New Orleans The foundational point undergirding climate change is that temperatures are heating up all over the globe. The impact of this global warming for some communities and even whole island countries could be catastrophic. On many levels, all of us will see these changes in the seasons and our own environments. Bottom line: we will all feel the heat. Over the last year, ACORN Canada has made extreme heat a signature campaign for tenants in Hamilton, Ontario. Working with several allies, ACORN has not only won the first bylaw in Canada to address this issue, but one of the first measures of this kind in the world.
The demands in this campaign were straightforward:
- A maximum heat bylaw mandating that adequate and suitable cooling shall be provided and maintained by the landlord (implementation for summer 2024)
2. Temporary cooling measures available in apartment buildings for the summer of 2023. Such as a designated space available to all tenants that is air-conditioned.
3. Development of a municipal program to support low-income tenants with the cost to run an air conditioning unit.
4. The City of Hamilton to develop a municipal program to support retrofits of private purpose-built rental housing.

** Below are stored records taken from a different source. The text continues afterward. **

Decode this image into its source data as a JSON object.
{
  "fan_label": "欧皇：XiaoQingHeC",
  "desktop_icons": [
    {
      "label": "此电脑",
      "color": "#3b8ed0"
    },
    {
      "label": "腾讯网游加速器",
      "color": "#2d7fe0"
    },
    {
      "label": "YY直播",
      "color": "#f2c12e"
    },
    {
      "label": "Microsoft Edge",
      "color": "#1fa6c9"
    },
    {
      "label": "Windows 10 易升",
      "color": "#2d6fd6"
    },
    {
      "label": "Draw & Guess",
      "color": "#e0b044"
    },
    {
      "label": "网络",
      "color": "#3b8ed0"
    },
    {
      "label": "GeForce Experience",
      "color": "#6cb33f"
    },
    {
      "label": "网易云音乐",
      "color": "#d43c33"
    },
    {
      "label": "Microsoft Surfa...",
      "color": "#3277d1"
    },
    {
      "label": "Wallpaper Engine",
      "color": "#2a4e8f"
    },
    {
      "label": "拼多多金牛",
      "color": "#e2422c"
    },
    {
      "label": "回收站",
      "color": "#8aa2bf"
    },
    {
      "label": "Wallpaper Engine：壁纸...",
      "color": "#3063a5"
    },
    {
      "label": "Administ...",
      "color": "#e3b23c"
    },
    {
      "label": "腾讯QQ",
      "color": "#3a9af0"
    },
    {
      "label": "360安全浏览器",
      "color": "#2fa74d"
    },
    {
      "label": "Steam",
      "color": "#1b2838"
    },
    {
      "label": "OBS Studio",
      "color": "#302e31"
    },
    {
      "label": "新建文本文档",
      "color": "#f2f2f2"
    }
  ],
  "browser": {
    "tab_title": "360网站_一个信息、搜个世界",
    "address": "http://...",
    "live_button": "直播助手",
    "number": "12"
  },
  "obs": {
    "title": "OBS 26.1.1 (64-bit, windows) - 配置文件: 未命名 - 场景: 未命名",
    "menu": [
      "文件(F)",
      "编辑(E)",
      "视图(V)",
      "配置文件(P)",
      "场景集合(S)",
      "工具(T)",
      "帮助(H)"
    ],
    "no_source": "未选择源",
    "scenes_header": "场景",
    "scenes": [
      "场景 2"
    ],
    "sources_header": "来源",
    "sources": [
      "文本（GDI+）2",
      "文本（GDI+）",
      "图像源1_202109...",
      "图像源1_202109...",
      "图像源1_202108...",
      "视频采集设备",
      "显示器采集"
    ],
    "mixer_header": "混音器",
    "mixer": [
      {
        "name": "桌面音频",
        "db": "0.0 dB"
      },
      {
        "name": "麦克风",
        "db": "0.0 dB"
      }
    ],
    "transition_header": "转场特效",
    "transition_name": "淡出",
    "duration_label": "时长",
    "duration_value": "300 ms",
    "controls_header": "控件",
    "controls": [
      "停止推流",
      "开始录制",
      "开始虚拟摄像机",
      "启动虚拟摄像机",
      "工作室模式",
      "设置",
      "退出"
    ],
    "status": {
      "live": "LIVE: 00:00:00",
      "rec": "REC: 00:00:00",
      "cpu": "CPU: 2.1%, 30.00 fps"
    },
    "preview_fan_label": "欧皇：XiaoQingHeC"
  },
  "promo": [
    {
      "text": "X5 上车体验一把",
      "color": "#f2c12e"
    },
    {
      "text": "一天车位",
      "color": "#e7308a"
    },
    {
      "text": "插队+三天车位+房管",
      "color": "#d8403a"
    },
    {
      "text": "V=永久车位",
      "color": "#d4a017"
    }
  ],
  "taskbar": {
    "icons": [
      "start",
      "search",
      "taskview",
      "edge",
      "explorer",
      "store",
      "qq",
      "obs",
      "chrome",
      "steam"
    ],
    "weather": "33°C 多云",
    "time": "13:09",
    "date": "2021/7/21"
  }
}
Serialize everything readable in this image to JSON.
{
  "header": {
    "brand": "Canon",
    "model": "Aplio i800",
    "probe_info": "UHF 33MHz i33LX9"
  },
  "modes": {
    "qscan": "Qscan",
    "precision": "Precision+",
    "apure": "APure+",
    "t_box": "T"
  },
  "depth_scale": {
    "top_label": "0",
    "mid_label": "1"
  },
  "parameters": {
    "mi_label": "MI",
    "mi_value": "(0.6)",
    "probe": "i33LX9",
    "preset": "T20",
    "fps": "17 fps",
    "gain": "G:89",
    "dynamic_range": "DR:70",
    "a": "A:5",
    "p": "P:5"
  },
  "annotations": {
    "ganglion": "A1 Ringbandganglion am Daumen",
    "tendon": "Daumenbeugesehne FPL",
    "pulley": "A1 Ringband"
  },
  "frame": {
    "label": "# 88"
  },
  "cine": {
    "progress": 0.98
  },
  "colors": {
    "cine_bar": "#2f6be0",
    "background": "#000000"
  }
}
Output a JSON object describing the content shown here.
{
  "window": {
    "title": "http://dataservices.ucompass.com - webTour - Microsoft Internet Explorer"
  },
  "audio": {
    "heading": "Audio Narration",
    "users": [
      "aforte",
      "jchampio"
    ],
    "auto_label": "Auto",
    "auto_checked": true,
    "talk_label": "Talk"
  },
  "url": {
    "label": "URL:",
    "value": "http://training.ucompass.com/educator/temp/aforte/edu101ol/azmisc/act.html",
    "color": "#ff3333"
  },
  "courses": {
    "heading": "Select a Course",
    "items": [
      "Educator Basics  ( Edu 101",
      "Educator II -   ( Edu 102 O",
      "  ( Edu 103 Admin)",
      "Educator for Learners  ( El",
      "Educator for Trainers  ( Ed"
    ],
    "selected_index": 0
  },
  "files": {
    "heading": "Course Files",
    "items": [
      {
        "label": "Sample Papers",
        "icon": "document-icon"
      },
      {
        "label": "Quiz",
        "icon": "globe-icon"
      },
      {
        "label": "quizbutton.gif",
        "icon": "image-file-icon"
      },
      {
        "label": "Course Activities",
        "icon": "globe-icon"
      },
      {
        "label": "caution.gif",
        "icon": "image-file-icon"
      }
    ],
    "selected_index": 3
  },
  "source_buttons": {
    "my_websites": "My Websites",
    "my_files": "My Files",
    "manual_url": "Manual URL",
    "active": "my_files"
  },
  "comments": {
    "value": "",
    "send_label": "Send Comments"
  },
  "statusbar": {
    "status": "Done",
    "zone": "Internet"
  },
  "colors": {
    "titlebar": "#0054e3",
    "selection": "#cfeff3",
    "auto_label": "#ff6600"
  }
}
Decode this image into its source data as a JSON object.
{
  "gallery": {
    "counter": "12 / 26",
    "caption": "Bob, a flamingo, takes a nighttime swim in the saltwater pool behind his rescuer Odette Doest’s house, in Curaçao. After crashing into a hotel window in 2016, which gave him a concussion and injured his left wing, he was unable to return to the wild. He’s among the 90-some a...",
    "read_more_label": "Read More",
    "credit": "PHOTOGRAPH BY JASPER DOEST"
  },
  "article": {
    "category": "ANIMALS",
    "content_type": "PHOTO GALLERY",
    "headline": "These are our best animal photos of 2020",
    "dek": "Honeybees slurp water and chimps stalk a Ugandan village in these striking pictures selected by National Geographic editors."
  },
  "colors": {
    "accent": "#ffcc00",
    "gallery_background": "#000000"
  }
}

5. Tracking of heat-related deaths and illnesses in Hamilton.
ACORN leaders, members, and allies combined actions and meeting with all twelve Hamilton city councilors to make their case that landlords had to assure that their tenants would not only survive the Canadian winters with adequate heat, but also the new realities of Canadian summers with adequate cooling. The end result saw a first-step motion pass unanimously 10-0 by the council. The key provision responding to our demands was that the “2024 budget allocation for allowing the licensing and bylaw division to develop, update and enforce city bylaws to protect tenants” on the issue of maximum heat.
Clearly, the fight is a long way from over. The bylaw requires the staff to report back on the “feasibility” of tracking heat-related deaths, which should be an easy win when they return. Having the city come back with a realistic plan to support low-income tenants is likely to cost some money, so that is likely to be a push. The devil is also in the details on exactly what the final law will require as it sets heat ranges and the requirements for landlords to meet the standards. ACORN has been fighting everywhere for more support on retrofits for homes and housing complexes and has won some victories in this area, but a program like the one developed in France that financially supports landlords in upgrading their buildings is a more difficult struggle.
This is a big step forward in Canada and could point the direction for other communities. Now we have to make sure that the study, final language, and hard dollars bring tenants the relief from the heat that rising temperatures demand for public health.